▼
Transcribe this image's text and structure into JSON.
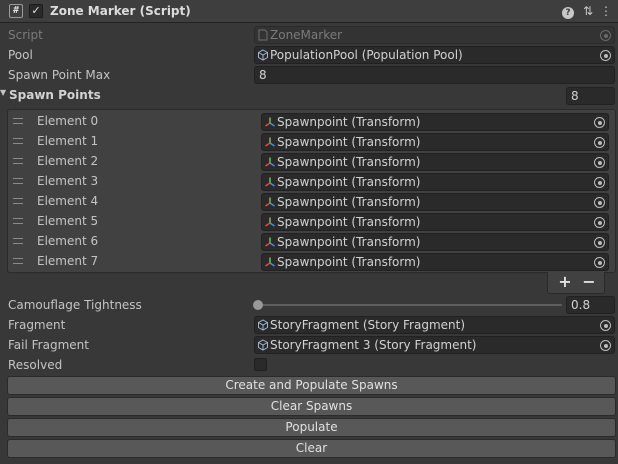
{
  "header": {
    "script_icon": "#",
    "enabled_check": "✓",
    "title": "Zone Marker (Script)",
    "help_icon": "?",
    "preset_icon": "⇅",
    "menu_icon": "⋮"
  },
  "fields": {
    "script": {
      "label": "Script",
      "value": "ZoneMarker",
      "icon": "script-file-icon"
    },
    "pool": {
      "label": "Pool",
      "value": "PopulationPool (Population Pool)",
      "icon": "scriptable-object-icon"
    },
    "spawn_point_max": {
      "label": "Spawn Point Max",
      "value": "8"
    },
    "spawn_points": {
      "label": "Spawn Points",
      "size": "8",
      "elements": [
        {
          "label": "Element 0",
          "value": "Spawnpoint (Transform)"
        },
        {
          "label": "Element 1",
          "value": "Spawnpoint (Transform)"
        },
        {
          "label": "Element 2",
          "value": "Spawnpoint (Transform)"
        },
        {
          "label": "Element 3",
          "value": "Spawnpoint (Transform)"
        },
        {
          "label": "Element 4",
          "value": "Spawnpoint (Transform)"
        },
        {
          "label": "Element 5",
          "value": "Spawnpoint (Transform)"
        },
        {
          "label": "Element 6",
          "value": "Spawnpoint (Transform)"
        },
        {
          "label": "Element 7",
          "value": "Spawnpoint (Transform)"
        }
      ],
      "add_label": "+",
      "remove_label": "−"
    },
    "camouflage_tightness": {
      "label": "Camouflage Tightness",
      "value": "0.8",
      "slider_fraction": 0.0
    },
    "fragment": {
      "label": "Fragment",
      "value": "StoryFragment (Story Fragment)",
      "icon": "scriptable-object-icon"
    },
    "fail_fragment": {
      "label": "Fail Fragment",
      "value": "StoryFragment 3 (Story Fragment)",
      "icon": "scriptable-object-icon"
    },
    "resolved": {
      "label": "Resolved",
      "checked": false
    }
  },
  "buttons": {
    "create_and_populate": "Create and Populate Spawns",
    "clear_spawns": "Clear Spawns",
    "populate": "Populate",
    "clear": "Clear"
  },
  "colors": {
    "background": "#383838",
    "field_bg": "#2a2a2a",
    "button_bg": "#585858",
    "transform_axis_x": "#e0503a",
    "transform_axis_y": "#7fc94a",
    "transform_axis_z": "#4a8ee0"
  }
}
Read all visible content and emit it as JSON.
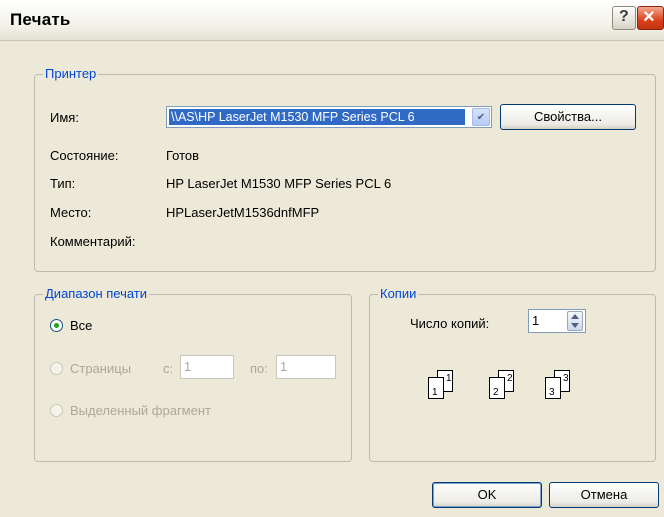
{
  "window": {
    "title": "Печать",
    "help_label": "?",
    "close_label": "×"
  },
  "printer": {
    "group_label": "Принтер",
    "name_label": "Имя:",
    "name_value": "\\\\AS\\HP LaserJet M1530 MFP Series PCL 6",
    "properties_button": "Свойства...",
    "status_label": "Состояние:",
    "status_value": "Готов",
    "type_label": "Тип:",
    "type_value": "HP LaserJet M1530 MFP Series PCL 6",
    "location_label": "Место:",
    "location_value": "HPLaserJetM1536dnfMFP",
    "comment_label": "Комментарий:",
    "comment_value": ""
  },
  "range": {
    "group_label": "Диапазон печати",
    "all_label": "Все",
    "pages_label": "Страницы",
    "from_label": "с:",
    "from_value": "1",
    "to_label": "по:",
    "to_value": "1",
    "selection_label": "Выделенный фрагмент",
    "selected": "all"
  },
  "copies": {
    "group_label": "Копии",
    "count_label": "Число копий:",
    "count_value": "1",
    "collate_pages": [
      "1",
      "1",
      "2",
      "2",
      "3",
      "3"
    ]
  },
  "buttons": {
    "ok": "OK",
    "cancel": "Отмена"
  }
}
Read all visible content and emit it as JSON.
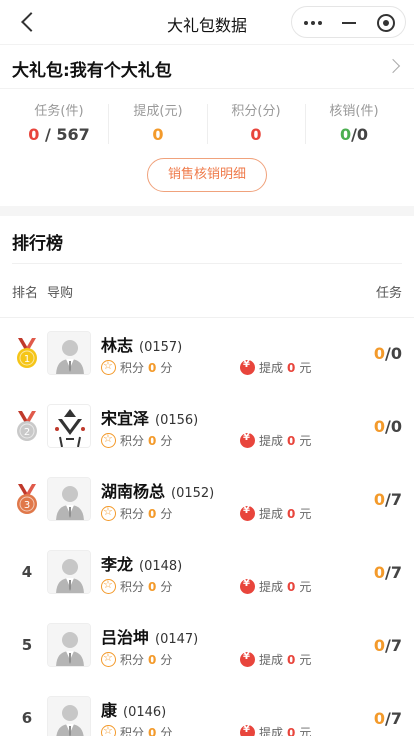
{
  "nav": {
    "title": "大礼包数据"
  },
  "gift": {
    "title": "大礼包:我有个大礼包"
  },
  "stats": [
    {
      "label": "任务(件)",
      "value_a": "0",
      "sep": " / ",
      "value_b": "567"
    },
    {
      "label": "提成(元)",
      "value": "0"
    },
    {
      "label": "积分(分)",
      "value": "0"
    },
    {
      "label": "核销(件)",
      "value_a": "0",
      "sep": "/",
      "value_b": "0"
    }
  ],
  "detail_button": "销售核销明细",
  "ranking": {
    "title": "排行榜",
    "col_rank": "排名",
    "col_guide": "导购",
    "col_task": "任务",
    "points_label": "积分",
    "points_unit": "分",
    "commission_label": "提成",
    "commission_unit": "元",
    "rows": [
      {
        "rank": "1",
        "medal": "gold",
        "name": "林志",
        "code": "(0157)",
        "points": "0",
        "commission": "0",
        "done": "0",
        "total": "/0",
        "avatar": "person-avatar"
      },
      {
        "rank": "2",
        "medal": "silver",
        "name": "宋宜泽",
        "code": "(0156)",
        "points": "0",
        "commission": "0",
        "done": "0",
        "total": "/0",
        "avatar": "logo-avatar"
      },
      {
        "rank": "3",
        "medal": "bronze",
        "name": "湖南杨总",
        "code": "(0152)",
        "points": "0",
        "commission": "0",
        "done": "0",
        "total": "/7",
        "avatar": "person-avatar"
      },
      {
        "rank": "4",
        "medal": "",
        "name": "李龙",
        "code": "(0148)",
        "points": "0",
        "commission": "0",
        "done": "0",
        "total": "/7",
        "avatar": "person-avatar"
      },
      {
        "rank": "5",
        "medal": "",
        "name": "吕治坤",
        "code": "(0147)",
        "points": "0",
        "commission": "0",
        "done": "0",
        "total": "/7",
        "avatar": "person-avatar"
      },
      {
        "rank": "6",
        "medal": "",
        "name": "康",
        "code": "(0146)",
        "points": "0",
        "commission": "0",
        "done": "0",
        "total": "/7",
        "avatar": "person-avatar"
      }
    ]
  },
  "colors": {
    "accent_orange": "#f39a2b",
    "accent_red": "#e8453c",
    "green": "#4caf50",
    "gold": "#f5c518",
    "silver": "#c9c9c9",
    "bronze": "#e0784a",
    "ribbon": "#c0392b"
  }
}
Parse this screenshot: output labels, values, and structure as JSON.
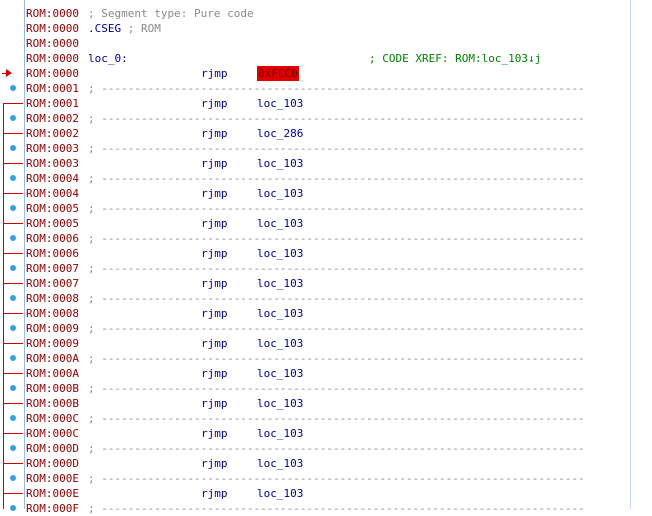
{
  "lines": [
    {
      "addr": "ROM:0000",
      "kind": "comment",
      "text": "; Segment type: Pure code"
    },
    {
      "addr": "ROM:0000",
      "kind": "directive",
      "text": ".CSEG",
      "trail": " ; ROM"
    },
    {
      "addr": "ROM:0000",
      "kind": "blank"
    },
    {
      "addr": "ROM:0000",
      "kind": "label",
      "text": "loc_0:",
      "xref": "; CODE XREF: ROM:loc_103↓j"
    },
    {
      "addr": "ROM:0000",
      "kind": "instr",
      "mnem": "rjmp",
      "opnd": "0xFCC0",
      "highlight": true
    },
    {
      "addr": "ROM:0001",
      "kind": "sep"
    },
    {
      "addr": "ROM:0001",
      "kind": "instr",
      "mnem": "rjmp",
      "opnd": "loc_103"
    },
    {
      "addr": "ROM:0002",
      "kind": "sep"
    },
    {
      "addr": "ROM:0002",
      "kind": "instr",
      "mnem": "rjmp",
      "opnd": "loc_286"
    },
    {
      "addr": "ROM:0003",
      "kind": "sep"
    },
    {
      "addr": "ROM:0003",
      "kind": "instr",
      "mnem": "rjmp",
      "opnd": "loc_103"
    },
    {
      "addr": "ROM:0004",
      "kind": "sep"
    },
    {
      "addr": "ROM:0004",
      "kind": "instr",
      "mnem": "rjmp",
      "opnd": "loc_103"
    },
    {
      "addr": "ROM:0005",
      "kind": "sep"
    },
    {
      "addr": "ROM:0005",
      "kind": "instr",
      "mnem": "rjmp",
      "opnd": "loc_103"
    },
    {
      "addr": "ROM:0006",
      "kind": "sep"
    },
    {
      "addr": "ROM:0006",
      "kind": "instr",
      "mnem": "rjmp",
      "opnd": "loc_103"
    },
    {
      "addr": "ROM:0007",
      "kind": "sep"
    },
    {
      "addr": "ROM:0007",
      "kind": "instr",
      "mnem": "rjmp",
      "opnd": "loc_103"
    },
    {
      "addr": "ROM:0008",
      "kind": "sep"
    },
    {
      "addr": "ROM:0008",
      "kind": "instr",
      "mnem": "rjmp",
      "opnd": "loc_103"
    },
    {
      "addr": "ROM:0009",
      "kind": "sep"
    },
    {
      "addr": "ROM:0009",
      "kind": "instr",
      "mnem": "rjmp",
      "opnd": "loc_103"
    },
    {
      "addr": "ROM:000A",
      "kind": "sep"
    },
    {
      "addr": "ROM:000A",
      "kind": "instr",
      "mnem": "rjmp",
      "opnd": "loc_103"
    },
    {
      "addr": "ROM:000B",
      "kind": "sep"
    },
    {
      "addr": "ROM:000B",
      "kind": "instr",
      "mnem": "rjmp",
      "opnd": "loc_103"
    },
    {
      "addr": "ROM:000C",
      "kind": "sep"
    },
    {
      "addr": "ROM:000C",
      "kind": "instr",
      "mnem": "rjmp",
      "opnd": "loc_103"
    },
    {
      "addr": "ROM:000D",
      "kind": "sep"
    },
    {
      "addr": "ROM:000D",
      "kind": "instr",
      "mnem": "rjmp",
      "opnd": "loc_103"
    },
    {
      "addr": "ROM:000E",
      "kind": "sep"
    },
    {
      "addr": "ROM:000E",
      "kind": "instr",
      "mnem": "rjmp",
      "opnd": "loc_103"
    },
    {
      "addr": "ROM:000F",
      "kind": "sep"
    }
  ],
  "separator_text": "; -------------------------------------------------------------------------",
  "colors": {
    "address": "#8b0000",
    "comment": "#8a8a8a",
    "code": "#00008b",
    "xref": "#008000",
    "highlight": "#e00000",
    "flow_arrow": "#d00000",
    "gutter_dot": "#3aa0d8"
  }
}
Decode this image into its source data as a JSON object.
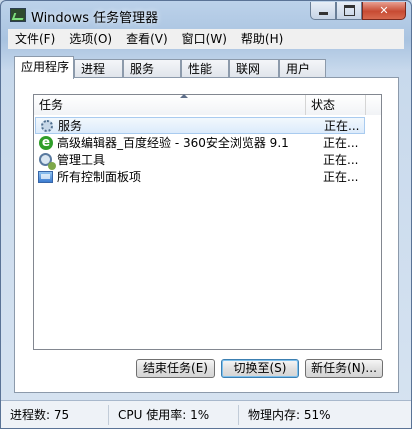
{
  "window": {
    "title": "Windows 任务管理器"
  },
  "menu": [
    "文件(F)",
    "选项(O)",
    "查看(V)",
    "窗口(W)",
    "帮助(H)"
  ],
  "tabs": [
    {
      "label": "应用程序",
      "active": true
    },
    {
      "label": "进程",
      "active": false
    },
    {
      "label": "服务",
      "active": false
    },
    {
      "label": "性能",
      "active": false
    },
    {
      "label": "联网",
      "active": false
    },
    {
      "label": "用户",
      "active": false
    }
  ],
  "list": {
    "columns": {
      "task": "任务",
      "status": "状态"
    },
    "rows": [
      {
        "icon": "gear-icon",
        "name": "服务",
        "status": "正在...",
        "selected": true
      },
      {
        "icon": "browser-e-icon",
        "name": "高级编辑器_百度经验 - 360安全浏览器 9.1",
        "status": "正在...",
        "selected": false
      },
      {
        "icon": "admin-tools-icon",
        "name": "管理工具",
        "status": "正在...",
        "selected": false
      },
      {
        "icon": "control-panel-icon",
        "name": "所有控制面板项",
        "status": "正在...",
        "selected": false
      }
    ]
  },
  "buttons": {
    "end_task": "结束任务(E)",
    "switch_to": "切换至(S)",
    "new_task": "新任务(N)..."
  },
  "statusbar": {
    "processes": "进程数: 75",
    "cpu": "CPU 使用率: 1%",
    "memory": "物理内存: 51%"
  }
}
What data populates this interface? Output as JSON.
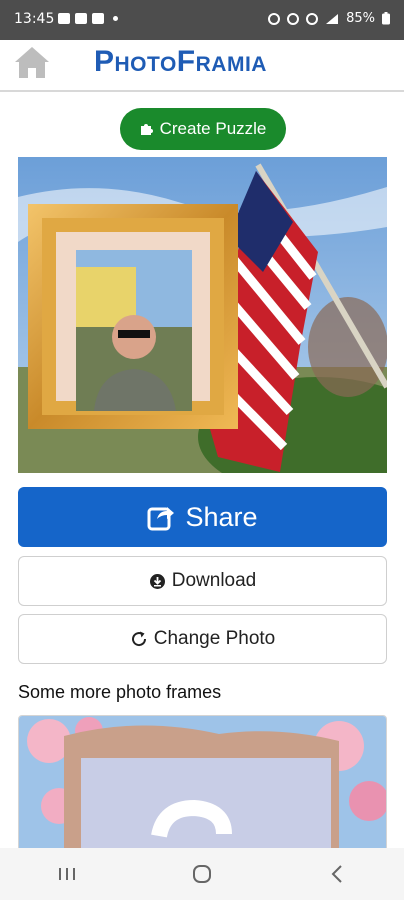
{
  "status_bar": {
    "time": "13:45",
    "battery": "85%"
  },
  "header": {
    "logo_text": "PhotoFramia"
  },
  "toolbar": {
    "create_puzzle_label": "Create Puzzle"
  },
  "actions": {
    "share_label": "Share",
    "download_label": "Download",
    "change_photo_label": "Change Photo"
  },
  "more_frames": {
    "title": "Some more photo frames"
  },
  "colors": {
    "brand_blue": "#1f5cb5",
    "share_blue": "#1565c9",
    "puzzle_green": "#1a8a2c"
  },
  "icons": [
    "home-icon",
    "puzzle-icon",
    "share-icon",
    "download-icon",
    "refresh-icon"
  ]
}
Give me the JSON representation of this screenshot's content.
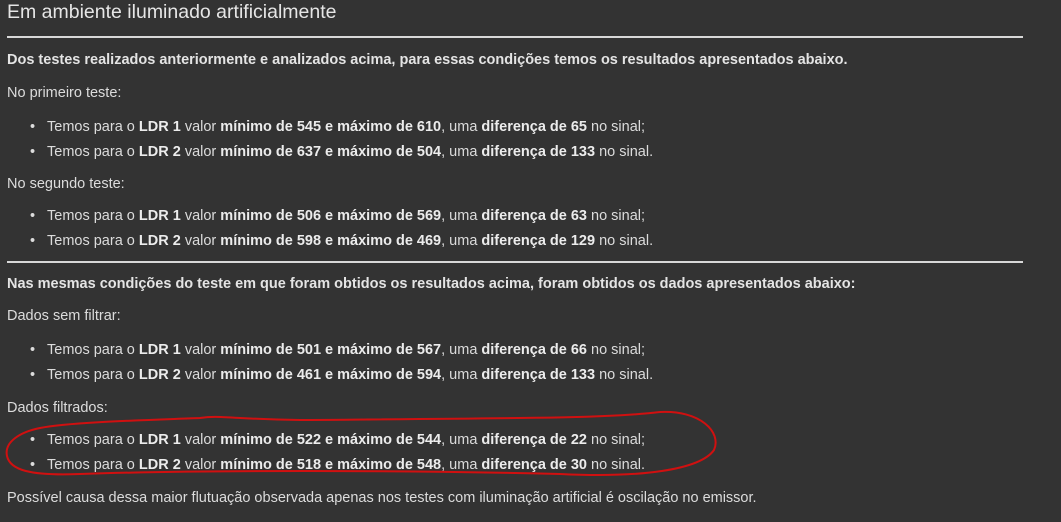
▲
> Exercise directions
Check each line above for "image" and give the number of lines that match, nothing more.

> Answer space
2